I know reliable information information when I see it. The information is presented professionally, and Leonardo Online looked like it was the most reputable for its information. The site itself is described as an almanac. I noticed that the website was also linked to seven different social networking websites. Would someone really go so far to misinform about something that bares low significance to individuals? Another way I saw that this website was credible was by the biographies of the authors. Most of them have Ph.D’s, and that was just a bonus.
Wikipedia was no help at all. I was redirected to a page titled Locative Media. Locative media or Location-Based Media is not the same as Locative Art. Wikipedia is not a very reputable source when it comes to information. Considering the fact that anyone can edit Wikipedia, a Google search would be more accurate than doing a wiki search. The descriptions seem legit, and an amateur would most likely fall for it. I, however, do not trust these sort of websites because the authors are not credible. For all we know, high school drop outs can be writing all of that information. The authors are not even listed anywhere. Only the date of when the article was last updated is listed.
WorldCat is on neutral ground. It goes right between the two previously mentioned sources. Most of the articles are reviewed by peers. This is more trustworthy than wikipedia because it is proof read by another individual. Most of the results were from books that were published originally. Also great to know that they were proof read before publication. Authors are listed as well.
For this assignment I searched “locative art” on Wikipedia, WorldCat, and Leonardo Electronic Almanac. Wikipedia is a website that can be continuously updated by any user with access to the Internet. The information it offers is bias, and the work is based upon multiple author’s opinions. Since the “authorship,” or “biographical information” is not given, the content of that webpage becomes questionable (Evaluating Information on the Internet). Yet, it does offer an actual definition of locative art, and condensed information.
WorldCat offers a multitude of journals, books, scholarly articles, most of which have been peer reviewed or edited. Once the works or pieces are clicked on, WorldCat offers information about the author, along with publication dates, publication cities, and sources linked to that article or book. Furthermore, WorldCat allows its users to filter the material they want, so if they want a more current article, the user can request it. The sources on this site are more credible than Wikipedia because it offers “authorship, publishing information, source, currency, and verifiability” (Evaluating Information on the Internet).
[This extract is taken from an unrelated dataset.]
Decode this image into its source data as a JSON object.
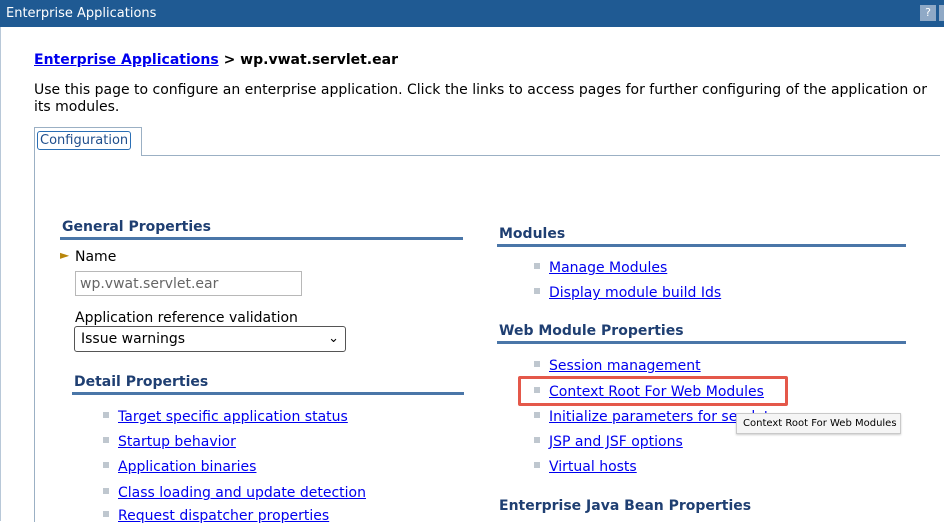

Leonardo Electronic Almanac (LEA) offers information that was written and published by credible authors. At the end of the peer reviewed journal the user is searching, the site provides in depth information about the author and publisher. While LEA offers “recent work and topics of current relevance”, it is prone to bias (LEA About). The author’s are experts in their respective field, and will have some bias towards their own work.
Where WorldCat and LEA offers journals and books about the topic, Wikipedia offers a distinctive definition with a condensed background.